We are spending the first 5 days in the Maasai Mara. The trip is timed to coincide with the annual wildebeest migration. The whole area is teeming with wildlife. We’ve seen wildebeest (of course), zebra, gazelles, hippos, lions, cheetah, leopard, giraffe, eland, impala, topi, crocodiles, eagles, vultures and more. We’ve watched a lioness tending the cutest cubs imaginable, around 1 month old. We saw a cheetah kill a small gazelle and drag it to a safe place for her 3 cubs to feed on. We waited a long time peering into a gully because we heard a rumour that there was a leopard in there, and we rewarded by a close encounter with that most magnificent animal. We watched hippos basking in mud and fighing one another.
But this is the Migration Safari and the sheer numbers of wildebeest and zebra is mind boggling. We drive through plains covered with animals stretching to the horizon in every direction. Impossible to count, for the most part they are quietly grazing in the long grass, and we all are just gob-smacked to be here and in the midst of it all. The money shot, the holy grail is to see a “crossing” – the spectacle of massive numbers of wildebeest and zebra crossing the river, hoping to escape the jaws of the hungry crocodile who lie in wait. From watching the National Geographic Channel I imagined there was a steady stream of animals crossing the river untill they all reached the other side, but in fact most of the time they just mill about. While they are in this area they can cross back and forth several times, or not at all. Eventually they do all get across, but you need some good fortune to be in the right place at the right time for a crossing.
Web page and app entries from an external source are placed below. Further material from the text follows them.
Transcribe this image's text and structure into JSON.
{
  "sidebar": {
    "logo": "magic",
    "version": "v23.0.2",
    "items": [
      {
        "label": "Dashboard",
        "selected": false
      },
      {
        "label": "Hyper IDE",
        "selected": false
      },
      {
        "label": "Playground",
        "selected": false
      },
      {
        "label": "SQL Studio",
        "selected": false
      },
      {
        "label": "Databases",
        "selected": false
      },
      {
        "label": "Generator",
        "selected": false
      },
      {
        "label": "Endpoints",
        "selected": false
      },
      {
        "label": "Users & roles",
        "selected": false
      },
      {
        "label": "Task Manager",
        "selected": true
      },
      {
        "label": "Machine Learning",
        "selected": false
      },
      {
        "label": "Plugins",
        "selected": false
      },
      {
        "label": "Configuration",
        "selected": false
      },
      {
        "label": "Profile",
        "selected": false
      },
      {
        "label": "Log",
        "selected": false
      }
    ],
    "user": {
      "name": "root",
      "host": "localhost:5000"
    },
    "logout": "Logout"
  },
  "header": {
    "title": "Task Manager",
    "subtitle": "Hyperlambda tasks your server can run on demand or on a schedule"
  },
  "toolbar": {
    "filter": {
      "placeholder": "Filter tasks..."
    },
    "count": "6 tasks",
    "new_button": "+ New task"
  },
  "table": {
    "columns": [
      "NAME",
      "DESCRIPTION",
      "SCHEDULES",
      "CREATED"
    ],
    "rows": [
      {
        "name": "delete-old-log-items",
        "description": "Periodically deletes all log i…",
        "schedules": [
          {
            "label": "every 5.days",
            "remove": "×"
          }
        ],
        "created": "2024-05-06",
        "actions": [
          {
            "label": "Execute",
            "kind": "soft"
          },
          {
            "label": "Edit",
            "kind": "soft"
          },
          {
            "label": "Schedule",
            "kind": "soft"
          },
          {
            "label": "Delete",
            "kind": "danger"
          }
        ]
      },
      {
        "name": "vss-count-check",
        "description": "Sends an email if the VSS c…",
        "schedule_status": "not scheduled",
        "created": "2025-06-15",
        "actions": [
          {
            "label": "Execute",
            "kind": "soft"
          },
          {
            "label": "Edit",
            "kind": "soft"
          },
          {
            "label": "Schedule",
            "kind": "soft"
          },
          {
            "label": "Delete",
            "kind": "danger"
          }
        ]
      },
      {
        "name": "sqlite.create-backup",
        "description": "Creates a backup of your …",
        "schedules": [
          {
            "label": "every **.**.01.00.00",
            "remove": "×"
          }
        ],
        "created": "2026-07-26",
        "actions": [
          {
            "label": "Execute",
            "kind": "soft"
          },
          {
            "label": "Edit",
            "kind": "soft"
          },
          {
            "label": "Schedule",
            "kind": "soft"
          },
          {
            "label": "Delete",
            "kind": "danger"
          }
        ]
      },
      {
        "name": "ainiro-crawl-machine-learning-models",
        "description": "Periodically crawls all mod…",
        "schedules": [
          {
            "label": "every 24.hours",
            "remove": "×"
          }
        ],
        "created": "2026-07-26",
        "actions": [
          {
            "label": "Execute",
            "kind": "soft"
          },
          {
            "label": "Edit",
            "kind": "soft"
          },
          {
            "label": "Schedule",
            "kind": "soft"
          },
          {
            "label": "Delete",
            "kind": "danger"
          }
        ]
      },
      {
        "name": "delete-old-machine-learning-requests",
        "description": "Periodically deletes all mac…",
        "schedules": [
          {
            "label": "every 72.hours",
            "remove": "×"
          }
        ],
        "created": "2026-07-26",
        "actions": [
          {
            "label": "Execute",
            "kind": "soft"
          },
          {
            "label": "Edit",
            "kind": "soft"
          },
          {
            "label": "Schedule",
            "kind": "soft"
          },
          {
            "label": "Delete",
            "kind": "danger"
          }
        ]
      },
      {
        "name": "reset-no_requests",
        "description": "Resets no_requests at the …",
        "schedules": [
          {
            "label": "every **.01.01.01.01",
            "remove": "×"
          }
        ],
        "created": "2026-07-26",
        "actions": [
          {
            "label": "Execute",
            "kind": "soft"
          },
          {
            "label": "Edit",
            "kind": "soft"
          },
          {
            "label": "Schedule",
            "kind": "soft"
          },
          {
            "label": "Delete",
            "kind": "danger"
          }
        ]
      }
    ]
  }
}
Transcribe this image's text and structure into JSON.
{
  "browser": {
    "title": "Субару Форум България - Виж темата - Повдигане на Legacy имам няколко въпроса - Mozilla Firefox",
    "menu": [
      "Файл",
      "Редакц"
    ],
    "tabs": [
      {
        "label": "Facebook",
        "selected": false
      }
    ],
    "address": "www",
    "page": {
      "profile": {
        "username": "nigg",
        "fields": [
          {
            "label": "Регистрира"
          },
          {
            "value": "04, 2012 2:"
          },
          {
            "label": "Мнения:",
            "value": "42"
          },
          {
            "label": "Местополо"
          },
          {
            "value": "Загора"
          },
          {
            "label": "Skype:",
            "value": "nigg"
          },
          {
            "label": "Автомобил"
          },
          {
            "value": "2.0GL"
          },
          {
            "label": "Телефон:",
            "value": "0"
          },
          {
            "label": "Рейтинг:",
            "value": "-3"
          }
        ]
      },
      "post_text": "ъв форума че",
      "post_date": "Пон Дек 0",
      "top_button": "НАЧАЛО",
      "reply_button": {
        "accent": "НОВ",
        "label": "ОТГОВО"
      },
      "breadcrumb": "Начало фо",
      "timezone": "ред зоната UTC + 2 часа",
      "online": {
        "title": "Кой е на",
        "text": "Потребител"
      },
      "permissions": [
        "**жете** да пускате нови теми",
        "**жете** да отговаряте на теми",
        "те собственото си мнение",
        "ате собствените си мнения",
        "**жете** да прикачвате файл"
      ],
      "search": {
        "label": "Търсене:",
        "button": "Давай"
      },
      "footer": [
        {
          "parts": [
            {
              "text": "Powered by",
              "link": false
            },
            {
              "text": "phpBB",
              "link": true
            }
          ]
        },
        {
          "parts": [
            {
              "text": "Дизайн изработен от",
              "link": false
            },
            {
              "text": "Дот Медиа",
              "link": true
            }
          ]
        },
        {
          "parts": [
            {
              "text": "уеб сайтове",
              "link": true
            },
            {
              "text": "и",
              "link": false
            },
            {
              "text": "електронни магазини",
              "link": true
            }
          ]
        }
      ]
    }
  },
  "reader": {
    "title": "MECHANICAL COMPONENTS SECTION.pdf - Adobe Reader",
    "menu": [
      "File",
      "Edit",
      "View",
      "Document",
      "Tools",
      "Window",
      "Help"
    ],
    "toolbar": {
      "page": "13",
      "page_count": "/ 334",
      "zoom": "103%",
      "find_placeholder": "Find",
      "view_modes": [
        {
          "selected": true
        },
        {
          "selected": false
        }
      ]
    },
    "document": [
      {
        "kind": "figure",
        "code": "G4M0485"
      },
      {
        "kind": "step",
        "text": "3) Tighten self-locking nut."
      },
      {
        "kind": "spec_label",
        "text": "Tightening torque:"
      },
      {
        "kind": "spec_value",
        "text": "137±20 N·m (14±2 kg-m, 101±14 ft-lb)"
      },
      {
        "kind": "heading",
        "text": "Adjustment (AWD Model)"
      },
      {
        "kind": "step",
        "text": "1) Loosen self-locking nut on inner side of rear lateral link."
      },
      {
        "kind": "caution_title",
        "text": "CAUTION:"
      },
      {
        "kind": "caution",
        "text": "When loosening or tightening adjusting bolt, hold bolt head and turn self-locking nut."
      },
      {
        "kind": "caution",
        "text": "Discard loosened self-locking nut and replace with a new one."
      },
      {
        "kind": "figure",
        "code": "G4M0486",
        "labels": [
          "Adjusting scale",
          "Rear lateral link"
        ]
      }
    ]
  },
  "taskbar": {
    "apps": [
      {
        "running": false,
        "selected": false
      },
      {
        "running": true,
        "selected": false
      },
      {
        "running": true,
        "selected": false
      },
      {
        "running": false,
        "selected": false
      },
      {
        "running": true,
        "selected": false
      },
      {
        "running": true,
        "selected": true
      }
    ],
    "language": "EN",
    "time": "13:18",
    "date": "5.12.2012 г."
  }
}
Fortune did indeed smile upon us and on our first day no less. We sat by the river for some time watching animals come down to the river to drink and think about crossing only to pull back at the last minute. We could see at least a dozen crocs on the river banks. Large numbers of animals were gathering, when suddenly one took the plunge and jumped in, That was all it took, and soon hundreds were following and we had pole position. It was an awe-inspiring sight!! We saw a couple of large crocs take out an unfortunate wildebeest or two, and though we felt sorry for the animal we got great photos!
If all that wasn’t enough, we were up at 4 yesterday morning to take a sunrise hot air balloon flight over the Mara!!
Gotta go, I’m being called for lunch. The food here is gourmet and another of the highlights!
PS. The internet here is pretty patchy and slow. I will post this (when I can get online) without any photos but will try to get some images up as soon as I can.